● Task statement:
The lines to copy from the listing below are those that contain the string "icon".

+++ Source information

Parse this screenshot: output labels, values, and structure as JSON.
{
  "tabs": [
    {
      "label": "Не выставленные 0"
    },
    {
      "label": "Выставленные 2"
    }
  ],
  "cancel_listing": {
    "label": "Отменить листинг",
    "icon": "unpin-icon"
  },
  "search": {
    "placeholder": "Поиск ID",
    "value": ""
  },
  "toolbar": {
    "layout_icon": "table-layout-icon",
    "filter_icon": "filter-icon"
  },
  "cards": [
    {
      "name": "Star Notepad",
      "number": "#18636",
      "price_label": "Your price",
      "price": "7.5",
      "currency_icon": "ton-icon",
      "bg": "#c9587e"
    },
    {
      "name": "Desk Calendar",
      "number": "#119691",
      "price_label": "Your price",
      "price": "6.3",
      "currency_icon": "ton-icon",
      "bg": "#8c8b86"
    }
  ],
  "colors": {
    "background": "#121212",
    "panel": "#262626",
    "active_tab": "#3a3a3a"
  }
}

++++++

● Problem solution:
    "icon": "unpin-icon"
    "layout_icon": "table-layout-icon",
    "filter_icon": "filter-icon"
      "currency_icon": "ton-icon",
      "currency_icon": "ton-icon",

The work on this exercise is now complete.